When the first movie of this increasingly ridiculous saga began, Mr. Now that Mr.
Two people—or maybe a whole bunch of people—walk into an elevator. Only one leaves.
As a location, the elevator is perfect for combat: Contained, claustrophobic, impossible to escape. Each make their movies better. Adkins is playing Cain, a horribly scarred and impossibly tough British convict.
But a second later, when the elevator dings open again, we just see Adkins walk out. The camera pans back, and all the guards are unconscious on the ground. In a series of flashbacks, we see nasty prison brawl after nasty prison brawl.
A film like Avengement knows what its audience wants. Advertisement In the weird little world of no-budget direct-to-streaming action movies, Adkins is an A-lister.
In these films, Adkins glowers and poses and then does breathtakingly choreographed flipping, spinning, flying fight scenes. He is an absolute blast to watch. Adkins has now made five movies with Avengement director Jesse V.
Johnson is also a stuntman, and he understands exactly why how bare and merciless Scott Adkins movie should be.

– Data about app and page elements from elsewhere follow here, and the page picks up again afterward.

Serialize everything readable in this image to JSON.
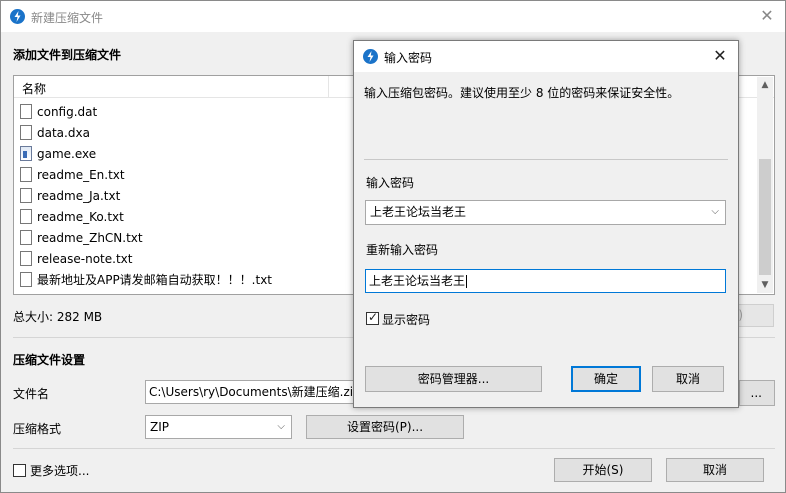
{
  "window": {
    "title": "新建压缩文件"
  },
  "add_section": {
    "heading": "添加文件到压缩文件"
  },
  "file_list": {
    "column_name": "名称",
    "files": [
      {
        "name": "config.dat",
        "icon": "file-icon"
      },
      {
        "name": "data.dxa",
        "icon": "file-icon"
      },
      {
        "name": "game.exe",
        "icon": "exe-icon"
      },
      {
        "name": "readme_En.txt",
        "icon": "file-icon"
      },
      {
        "name": "readme_Ja.txt",
        "icon": "file-icon"
      },
      {
        "name": "readme_Ko.txt",
        "icon": "file-icon"
      },
      {
        "name": "readme_ZhCN.txt",
        "icon": "file-icon"
      },
      {
        "name": "release-note.txt",
        "icon": "file-icon"
      },
      {
        "name": "最新地址及APP请发邮箱自动获取！！！.txt",
        "icon": "file-icon"
      }
    ]
  },
  "total_size": "总大小: 282 MB",
  "hidden_button_fragment": ")",
  "settings": {
    "heading": "压缩文件设置",
    "filename_label": "文件名",
    "filename_value": "C:\\Users\\ry\\Documents\\新建压缩.zip",
    "browse_fragment": "...",
    "format_label": "压缩格式",
    "format_value": "ZIP",
    "set_password_button": "设置密码(P)..."
  },
  "footer": {
    "more_options": "更多选项...",
    "start_button": "开始(S)",
    "cancel_button": "取消"
  },
  "dialog": {
    "title": "输入密码",
    "description": "输入压缩包密码。建议使用至少 8 位的密码来保证安全性。",
    "password_label": "输入密码",
    "password_value": "上老王论坛当老王",
    "confirm_label": "重新输入密码",
    "confirm_value": "上老王论坛当老王",
    "show_password_label": "显示密码",
    "show_password_checked": true,
    "manager_button": "密码管理器...",
    "ok_button": "确定",
    "cancel_button": "取消"
  },
  "colors": {
    "accent": "#0078d7",
    "app_icon": "#1a73c9"
  }
}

Johnson cast Adkins as the villain, because only Scott Adkins could be a believable enemy to all three of these guys; only Scott Adkins could convince you that all three of them could lose.

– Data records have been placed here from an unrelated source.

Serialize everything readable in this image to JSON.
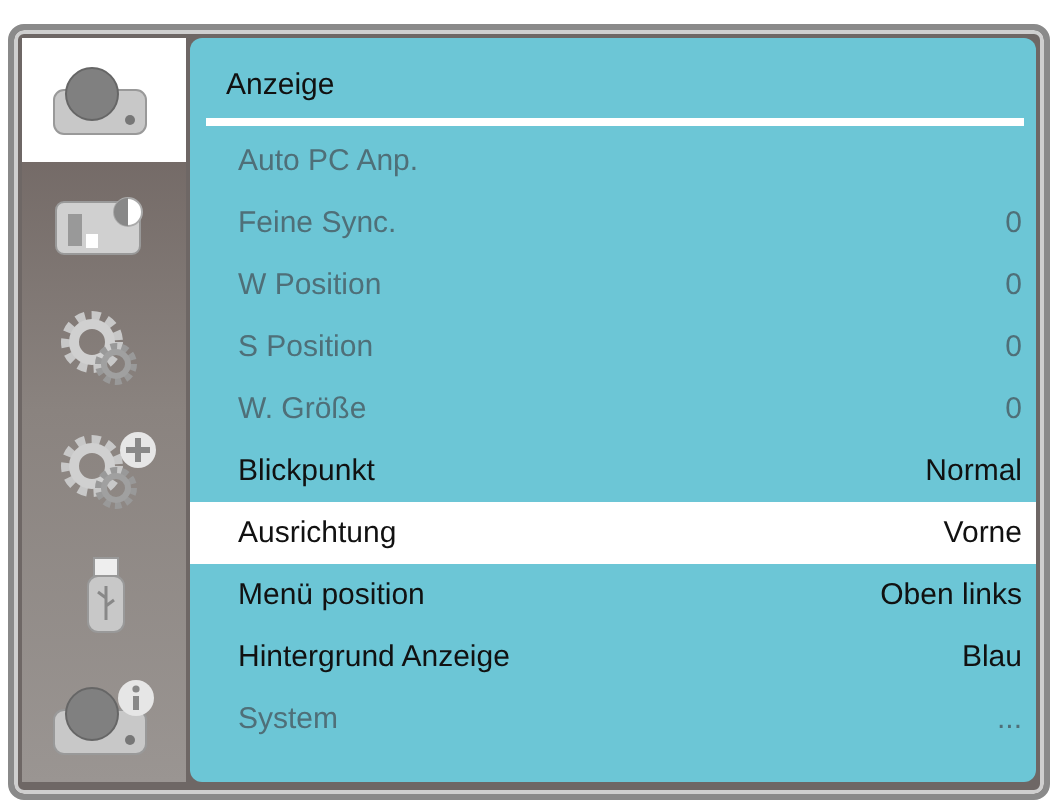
{
  "menu_tabs": [
    {
      "kind": "projector",
      "selected": true
    },
    {
      "kind": "picture",
      "selected": false
    },
    {
      "kind": "gears",
      "selected": false
    },
    {
      "kind": "gears-plus",
      "selected": false
    },
    {
      "kind": "usb",
      "selected": false
    },
    {
      "kind": "projector-info",
      "selected": false
    }
  ],
  "panel": {
    "title": "Anzeige"
  },
  "rows": [
    {
      "label": "Auto PC Anp.",
      "disabled": true,
      "selected": false
    },
    {
      "label": "Feine Sync.",
      "value": "0",
      "disabled": true,
      "selected": false
    },
    {
      "label": "W Position",
      "value": "0",
      "disabled": true,
      "selected": false
    },
    {
      "label": "S Position",
      "value": "0",
      "disabled": true,
      "selected": false
    },
    {
      "label": "W. Größe",
      "value": "0",
      "disabled": true,
      "selected": false
    },
    {
      "label": "Blickpunkt",
      "value": "Normal",
      "disabled": false,
      "selected": false
    },
    {
      "label": "Ausrichtung",
      "value": "Vorne",
      "disabled": false,
      "selected": true
    },
    {
      "label": "Menü position",
      "value": "Oben links",
      "disabled": false,
      "selected": false
    },
    {
      "label": "Hintergrund Anzeige",
      "value": "Blau",
      "disabled": false,
      "selected": false
    },
    {
      "label": "System",
      "value": "...",
      "disabled": true,
      "selected": false
    }
  ]
}
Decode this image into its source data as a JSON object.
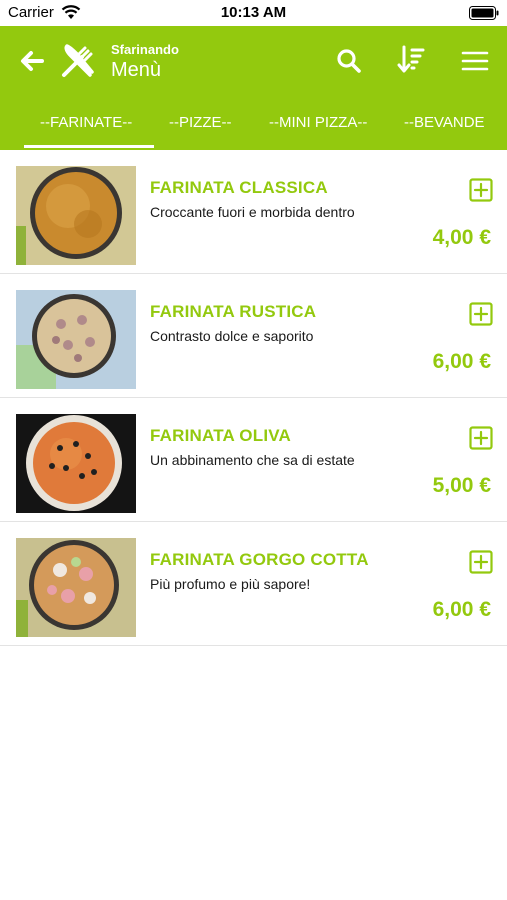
{
  "status_bar": {
    "carrier": "Carrier",
    "time": "10:13 AM"
  },
  "app_bar": {
    "subtitle": "Sfarinando",
    "title": "Menù",
    "icons": [
      "back-arrow-icon",
      "utensils-icon",
      "search-icon",
      "sort-icon",
      "hamburger-menu-icon"
    ]
  },
  "tabs": [
    {
      "label": "--FARINATE--",
      "selected": true
    },
    {
      "label": "--PIZZE--",
      "selected": false
    },
    {
      "label": "--MINI PIZZA--",
      "selected": false
    },
    {
      "label": "--BEVANDE",
      "selected": false
    }
  ],
  "items": [
    {
      "name": "FARINATA CLASSICA",
      "description": "Croccante fuori e morbida dentro",
      "price": "4,00 €"
    },
    {
      "name": "FARINATA RUSTICA",
      "description": "Contrasto dolce e saporito",
      "price": "6,00 €"
    },
    {
      "name": "FARINATA OLIVA",
      "description": "Un abbinamento che sa di estate",
      "price": "5,00 €"
    },
    {
      "name": "FARINATA GORGO COTTA",
      "description": "Più profumo e più sapore!",
      "price": "6,00 €"
    }
  ],
  "colors": {
    "accent": "#93c90e",
    "text": "#1a1a1a",
    "divider": "#e3e3e3"
  }
}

Aside from a select few franchises the American studio action movie has all but disappeared, usurped by CGI superhero spectacles. A few months ago, the third installment of one of those aforementioned franchises, John Wick: Chapter 3 — Parabellum , hit theaters to general pandemonium.

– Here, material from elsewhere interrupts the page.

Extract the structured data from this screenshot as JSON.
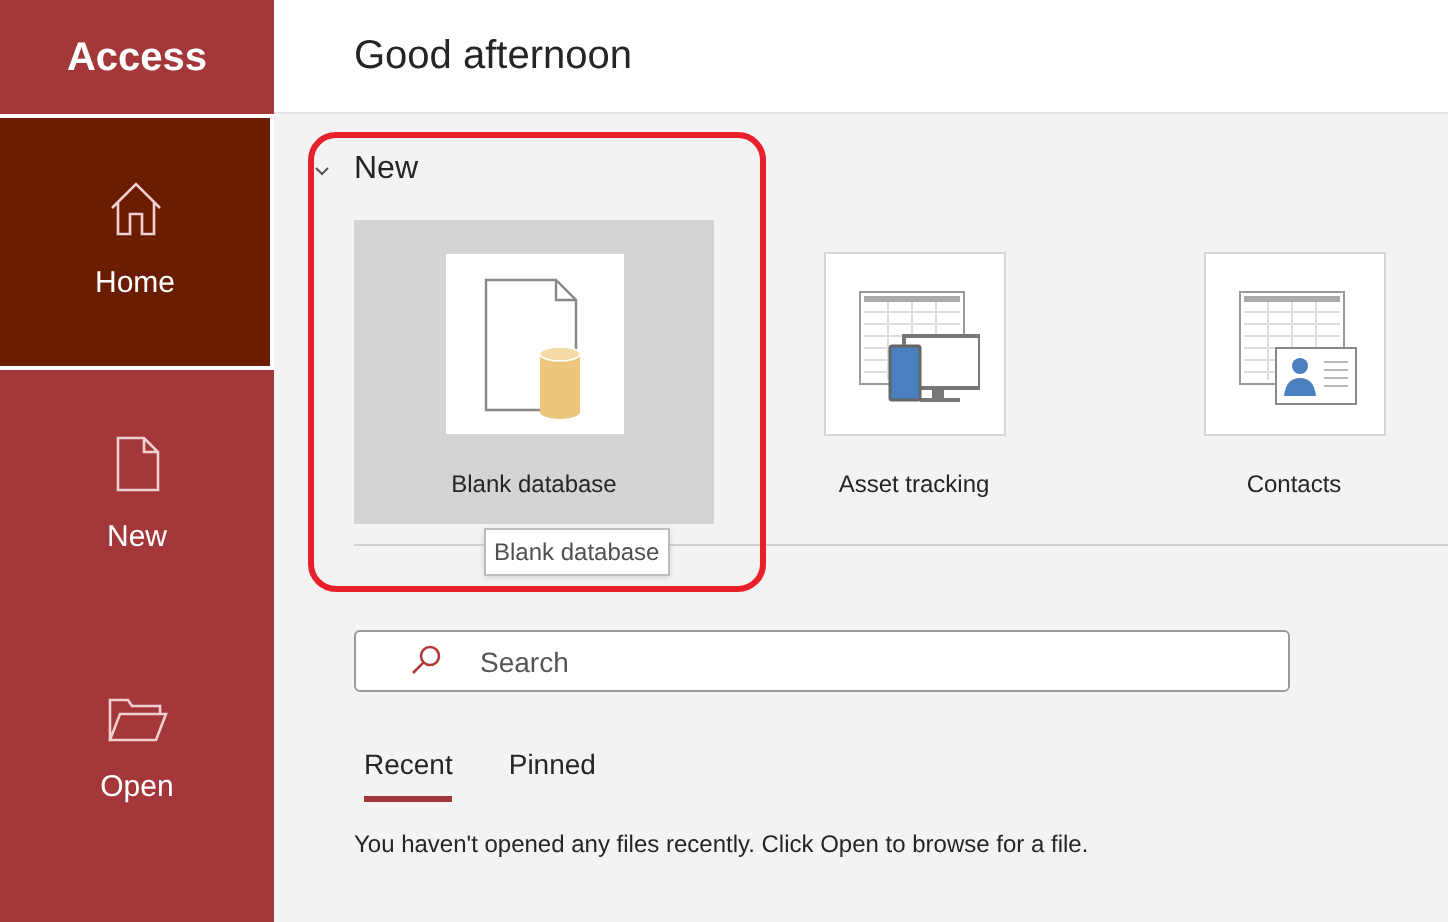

This was the absurd and sublime action movie that the world had been waiting for: The knife-alley eye-stabbing!
The horse kicks to the face! The dog attacks! John Wick auteur Chad Stahelski another stuntman-turned-director knows this. The John Wick movies are full of references to low-budget action-cinema classics.
The villain of Parabellum is played by Mark Dacascos, a guy who has been starring in B-movies, great and terrible, for decades.
And one of the best scenes in Parabellum—a combination motorcycle chase and swordfight—is a direct homage to a similar scene in The Villainess, a great film from South Korea. Advertisement One of the great things about the action-cinema landscape right now is that all these movies are influencing each other, picking up tricks and giving them out.
Take, for example, Furie, a gnarly new movie from Vietnam that recently hit streaming services. But Furie does something different with those influences.
Furie tells the story of Hai Phuong, a single mother and ex-gangster trying to raise her daughter by working as a debt collector in rural Vietnam.
One day, her daughter is kidnapped by organ-harvesting human traffickers—basically the most evil human beings imaginable. The kid gets put on a train with a bunch of other doomed kids, and Hai Phuong has to save all of them before they get chopped up into tiny pieces.
So she stabs and kicks and chokes her way through the Saigon underworld, willing to throw herself into blood-spattering brawls with anyone who might know anything about her daughter. Furie, unlike the John Wick movies, has real stakes, and it seems disturbingly plausible. Veronica Ngo, the actress who you might recognize as the heroic self-sacrificing bomber from the beginning of Star Wars: The Last Jedi, plays Hai Phuong as a deliriously protective and desperate mother bear, not as some mythic avatar of badassery.
But like Parabellum or Avengement, Furie takes clear joy in its basic and satisfying action-flick setups. Advertisement If you dig around a little bit, streaming services are full of nasty little delights like Avengement and Furie.
Maybe, in a couple of years, Keanu Reeves will quietly leave an elevator, and the camera will pan back to show a half-dozen dead henchmen behind him.
Share This Story.